This week has been a juggle between work and a child with norovirus. I had a good day in Keswick yesterday with my sister who’d driven up from Leamington Spa. We walked around the shops at dusk, drank tea, talked about people we knew and drove back to fireworks in the yard. The house had been transformed in  my absence by a very creative ‘elm’ shower feature. I’m very lucky to have a joiner and an artist ‘in house’.

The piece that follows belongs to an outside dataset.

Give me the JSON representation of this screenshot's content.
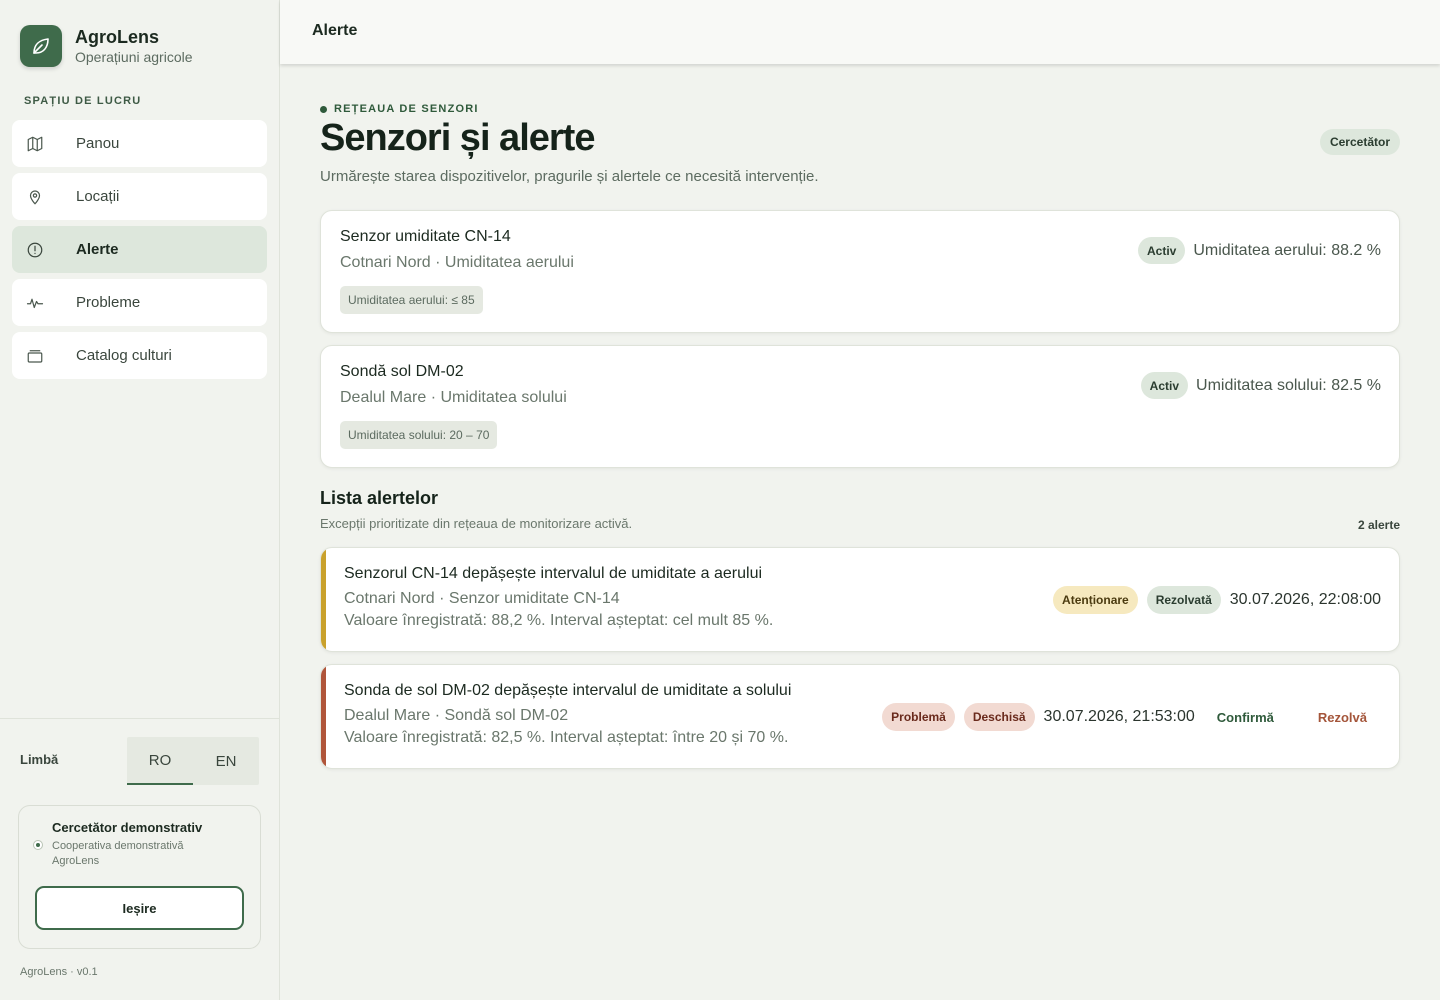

I haven’t written as much as I’d like. I have submitted a few things (again with one eye closed). I know I can write but I do need more time – reams of it, acres of it. Maybe hours would suffice. I think of my dad’s two wonderful novels, unpublished despite the best efforts of me and my sister and the best living literary critic. There are no more novels coming along so commercial value is limited. Publisher’s responses – full of praise but rejecting publication for financial reasons. I have them all in a file, letters flattering and  futile. A cul-de-sac. I believe in those books more than I believe the sun will rise tomorrow (around 7am), though I’m sure it will drag itself onto the winter horizon.

Winter’s definitely in the air here. Tights and cardigans. Soon, hats and gloves. I bought a thick silver scarf on the way to a social services conference this week. “If winter comes, can spring be far behind?” We’ll see on Tuesday.